= Beginning of Section =
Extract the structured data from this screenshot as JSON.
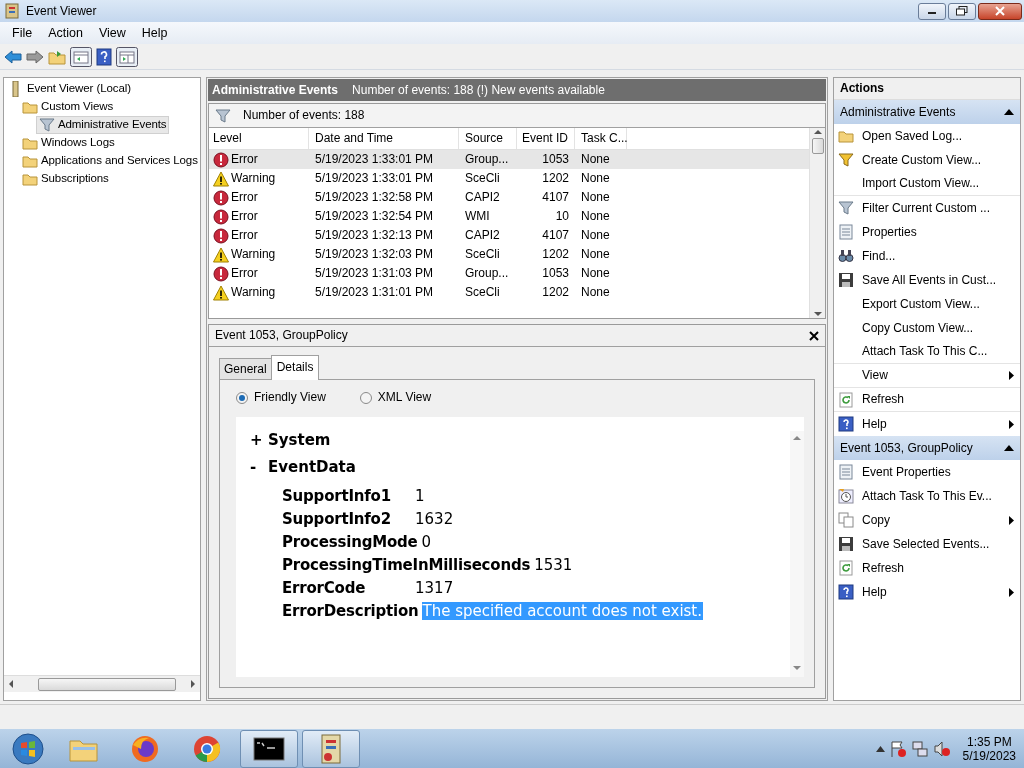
{
  "window": {
    "title": "Event Viewer"
  },
  "menu": [
    "File",
    "Action",
    "View",
    "Help"
  ],
  "tree": [
    {
      "label": "Event Viewer (Local)",
      "kind": "root",
      "selected": false,
      "children": [
        {
          "label": "Custom Views",
          "kind": "folder",
          "selected": false,
          "children": [
            {
              "label": "Administrative Events",
              "kind": "filter",
              "selected": true
            }
          ]
        },
        {
          "label": "Windows Logs",
          "kind": "folder",
          "selected": false
        },
        {
          "label": "Applications and Services Logs",
          "kind": "folder",
          "selected": false
        },
        {
          "label": "Subscriptions",
          "kind": "folder",
          "selected": false
        }
      ]
    }
  ],
  "header": {
    "title": "Administrative Events",
    "info": "Number of events: 188 (!) New events available"
  },
  "filter_bar": {
    "text": "Number of events: 188"
  },
  "table": {
    "columns": [
      "Level",
      "Date and Time",
      "Source",
      "Event ID",
      "Task C..."
    ],
    "rows": [
      {
        "kind": "error",
        "level": "Error",
        "date": "5/19/2023 1:33:01 PM",
        "source": "Group...",
        "event_id": "1053",
        "task": "None",
        "selected": true
      },
      {
        "kind": "warning",
        "level": "Warning",
        "date": "5/19/2023 1:33:01 PM",
        "source": "SceCli",
        "event_id": "1202",
        "task": "None",
        "selected": false
      },
      {
        "kind": "error",
        "level": "Error",
        "date": "5/19/2023 1:32:58 PM",
        "source": "CAPI2",
        "event_id": "4107",
        "task": "None",
        "selected": false
      },
      {
        "kind": "error",
        "level": "Error",
        "date": "5/19/2023 1:32:54 PM",
        "source": "WMI",
        "event_id": "10",
        "task": "None",
        "selected": false
      },
      {
        "kind": "error",
        "level": "Error",
        "date": "5/19/2023 1:32:13 PM",
        "source": "CAPI2",
        "event_id": "4107",
        "task": "None",
        "selected": false
      },
      {
        "kind": "warning",
        "level": "Warning",
        "date": "5/19/2023 1:32:03 PM",
        "source": "SceCli",
        "event_id": "1202",
        "task": "None",
        "selected": false
      },
      {
        "kind": "error",
        "level": "Error",
        "date": "5/19/2023 1:31:03 PM",
        "source": "Group...",
        "event_id": "1053",
        "task": "None",
        "selected": false
      },
      {
        "kind": "warning",
        "level": "Warning",
        "date": "5/19/2023 1:31:01 PM",
        "source": "SceCli",
        "event_id": "1202",
        "task": "None",
        "selected": false
      }
    ]
  },
  "details": {
    "title": "Event 1053, GroupPolicy",
    "tabs": [
      {
        "label": "General",
        "selected": false
      },
      {
        "label": "Details",
        "selected": true
      }
    ],
    "views": [
      {
        "label": "Friendly View",
        "selected": true
      },
      {
        "label": "XML View",
        "selected": false
      }
    ],
    "sections": [
      {
        "toggle": "+",
        "name": "System"
      },
      {
        "toggle": "-",
        "name": "EventData",
        "fields": [
          {
            "name": "SupportInfo1",
            "value": "1",
            "selected": false
          },
          {
            "name": "SupportInfo2",
            "value": "1632",
            "selected": false
          },
          {
            "name": "ProcessingMode",
            "value": "0",
            "selected": false
          },
          {
            "name": "ProcessingTimeInMilliseconds",
            "value": "1531",
            "selected": false
          },
          {
            "name": "ErrorCode",
            "value": "1317",
            "selected": false
          },
          {
            "name": "ErrorDescription",
            "value": "The specified account does not exist.",
            "selected": true
          }
        ]
      }
    ]
  },
  "actions": {
    "title": "Actions",
    "sections": [
      {
        "title": "Administrative Events",
        "items": [
          {
            "label": "Open Saved Log...",
            "kind": "open",
            "submenu": false,
            "separator_after": false
          },
          {
            "label": "Create Custom View...",
            "kind": "funnel",
            "submenu": false,
            "separator_after": false
          },
          {
            "label": "Import Custom View...",
            "kind": "plain",
            "submenu": false,
            "separator_after": true
          },
          {
            "label": "Filter Current Custom ...",
            "kind": "filter",
            "submenu": false,
            "separator_after": false
          },
          {
            "label": "Properties",
            "kind": "properties",
            "submenu": false,
            "separator_after": false
          },
          {
            "label": "Find...",
            "kind": "find",
            "submenu": false,
            "separator_after": false
          },
          {
            "label": "Save All Events in Cust...",
            "kind": "save",
            "submenu": false,
            "separator_after": false
          },
          {
            "label": "Export Custom View...",
            "kind": "plain",
            "submenu": false,
            "separator_after": false
          },
          {
            "label": "Copy Custom View...",
            "kind": "plain",
            "submenu": false,
            "separator_after": false
          },
          {
            "label": "Attach Task To This C...",
            "kind": "plain",
            "submenu": false,
            "separator_after": true
          },
          {
            "label": "View",
            "kind": "plain",
            "submenu": true,
            "separator_after": true
          },
          {
            "label": "Refresh",
            "kind": "refresh",
            "submenu": false,
            "separator_after": true
          },
          {
            "label": "Help",
            "kind": "help",
            "submenu": true,
            "separator_after": false
          }
        ]
      },
      {
        "title": "Event 1053, GroupPolicy",
        "items": [
          {
            "label": "Event Properties",
            "kind": "properties",
            "submenu": false,
            "separator_after": false
          },
          {
            "label": "Attach Task To This Ev...",
            "kind": "task",
            "submenu": false,
            "separator_after": false
          },
          {
            "label": "Copy",
            "kind": "copy",
            "submenu": true,
            "separator_after": false
          },
          {
            "label": "Save Selected Events...",
            "kind": "save",
            "submenu": false,
            "separator_after": false
          },
          {
            "label": "Refresh",
            "kind": "refresh",
            "submenu": false,
            "separator_after": false
          },
          {
            "label": "Help",
            "kind": "help",
            "submenu": true,
            "separator_after": false
          }
        ]
      }
    ]
  },
  "taskbar": {
    "apps": [
      {
        "kind": "folder",
        "active": false
      },
      {
        "kind": "firefox",
        "active": false
      },
      {
        "kind": "chrome",
        "active": false
      },
      {
        "kind": "terminal",
        "active": true
      },
      {
        "kind": "eventviewer",
        "active": true
      }
    ],
    "time": "1:35 PM",
    "date": "5/19/2023"
  }
}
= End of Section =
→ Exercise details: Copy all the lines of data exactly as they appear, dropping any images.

→ The completed task:
Extract the structured data from this screenshot as JSON.
{
  "window": {
    "title": "Event Viewer"
  },
  "menu": [
    "File",
    "Action",
    "View",
    "Help"
  ],
  "tree": [
    {
      "label": "Event Viewer (Local)",
      "kind": "root",
      "selected": false,
      "children": [
        {
          "label": "Custom Views",
          "kind": "folder",
          "selected": false,
          "children": [
            {
              "label": "Administrative Events",
              "kind": "filter",
              "selected": true
            }
          ]
        },
        {
          "label": "Windows Logs",
          "kind": "folder",
          "selected": false
        },
        {
          "label": "Applications and Services Logs",
          "kind": "folder",
          "selected": false
        },
        {
          "label": "Subscriptions",
          "kind": "folder",
          "selected": false
        }
      ]
    }
  ],
  "header": {
    "title": "Administrative Events",
    "info": "Number of events: 188 (!) New events available"
  },
  "filter_bar": {
    "text": "Number of events: 188"
  },
  "table": {
    "columns": [
      "Level",
      "Date and Time",
      "Source",
      "Event ID",
      "Task C..."
    ],
    "rows": [
      {
        "kind": "error",
        "level": "Error",
        "date": "5/19/2023 1:33:01 PM",
        "source": "Group...",
        "event_id": "1053",
        "task": "None",
        "selected": true
      },
      {
        "kind": "warning",
        "level": "Warning",
        "date": "5/19/2023 1:33:01 PM",
        "source": "SceCli",
        "event_id": "1202",
        "task": "None",
        "selected": false
      },
      {
        "kind": "error",
        "level": "Error",
        "date": "5/19/2023 1:32:58 PM",
        "source": "CAPI2",
        "event_id": "4107",
        "task": "None",
        "selected": false
      },
      {
        "kind": "error",
        "level": "Error",
        "date": "5/19/2023 1:32:54 PM",
        "source": "WMI",
        "event_id": "10",
        "task": "None",
        "selected": false
      },
      {
        "kind": "error",
        "level": "Error",
        "date": "5/19/2023 1:32:13 PM",
        "source": "CAPI2",
        "event_id": "4107",
        "task": "None",
        "selected": false
      },
      {
        "kind": "warning",
        "level": "Warning",
        "date": "5/19/2023 1:32:03 PM",
        "source": "SceCli",
        "event_id": "1202",
        "task": "None",
        "selected": false
      },
      {
        "kind": "error",
        "level": "Error",
        "date": "5/19/2023 1:31:03 PM",
        "source": "Group...",
        "event_id": "1053",
        "task": "None",
        "selected": false
      },
      {
        "kind": "warning",
        "level": "Warning",
        "date": "5/19/2023 1:31:01 PM",
        "source": "SceCli",
        "event_id": "1202",
        "task": "None",
        "selected": false
      }
    ]
  },
  "details": {
    "title": "Event 1053, GroupPolicy",
    "tabs": [
      {
        "label": "General",
        "selected": false
      },
      {
        "label": "Details",
        "selected": true
      }
    ],
    "views": [
      {
        "label": "Friendly View",
        "selected": true
      },
      {
        "label": "XML View",
        "selected": false
      }
    ],
    "sections": [
      {
        "toggle": "+",
        "name": "System"
      },
      {
        "toggle": "-",
        "name": "EventData",
        "fields": [
          {
            "name": "SupportInfo1",
            "value": "1",
            "selected": false
          },
          {
            "name": "SupportInfo2",
            "value": "1632",
            "selected": false
          },
          {
            "name": "ProcessingMode",
            "value": "0",
            "selected": false
          },
          {
            "name": "ProcessingTimeInMilliseconds",
            "value": "1531",
            "selected": false
          },
          {
            "name": "ErrorCode",
            "value": "1317",
            "selected": false
          },
          {
            "name": "ErrorDescription",
            "value": "The specified account does not exist.",
            "selected": true
          }
        ]
      }
    ]
  },
  "actions": {
    "title": "Actions",
    "sections": [
      {
        "title": "Administrative Events",
        "items": [
          {
            "label": "Open Saved Log...",
            "kind": "open",
            "submenu": false,
            "separator_after": false
          },
          {
            "label": "Create Custom View...",
            "kind": "funnel",
            "submenu": false,
            "separator_after": false
          },
          {
            "label": "Import Custom View...",
            "kind": "plain",
            "submenu": false,
            "separator_after": true
          },
          {
            "label": "Filter Current Custom ...",
            "kind": "filter",
            "submenu": false,
            "separator_after": false
          },
          {
            "label": "Properties",
            "kind": "properties",
            "submenu": false,
            "separator_after": false
          },
          {
            "label": "Find...",
            "kind": "find",
            "submenu": false,
            "separator_after": false
          },
          {
            "label": "Save All Events in Cust...",
            "kind": "save",
            "submenu": false,
            "separator_after": false
          },
          {
            "label": "Export Custom View...",
            "kind": "plain",
            "submenu": false,
            "separator_after": false
          },
          {
            "label": "Copy Custom View...",
            "kind": "plain",
            "submenu": false,
            "separator_after": false
          },
          {
            "label": "Attach Task To This C...",
            "kind": "plain",
            "submenu": false,
            "separator_after": true
          },
          {
            "label": "View",
            "kind": "plain",
            "submenu": true,
            "separator_after": true
          },
          {
            "label": "Refresh",
            "kind": "refresh",
            "submenu": false,
            "separator_after": true
          },
          {
            "label": "Help",
            "kind": "help",
            "submenu": true,
            "separator_after": false
          }
        ]
      },
      {
        "title": "Event 1053, GroupPolicy",
        "items": [
          {
            "label": "Event Properties",
            "kind": "properties",
            "submenu": false,
            "separator_after": false
          },
          {
            "label": "Attach Task To This Ev...",
            "kind": "task",
            "submenu": false,
            "separator_after": false
          },
          {
            "label": "Copy",
            "kind": "copy",
            "submenu": true,
            "separator_after": false
          },
          {
            "label": "Save Selected Events...",
            "kind": "save",
            "submenu": false,
            "separator_after": false
          },
          {
            "label": "Refresh",
            "kind": "refresh",
            "submenu": false,
            "separator_after": false
          },
          {
            "label": "Help",
            "kind": "help",
            "submenu": true,
            "separator_after": false
          }
        ]
      }
    ]
  },
  "taskbar": {
    "apps": [
      {
        "kind": "folder",
        "active": false
      },
      {
        "kind": "firefox",
        "active": false
      },
      {
        "kind": "chrome",
        "active": false
      },
      {
        "kind": "terminal",
        "active": true
      },
      {
        "kind": "eventviewer",
        "active": true
      }
    ],
    "time": "1:35 PM",
    "date": "5/19/2023"
  }
}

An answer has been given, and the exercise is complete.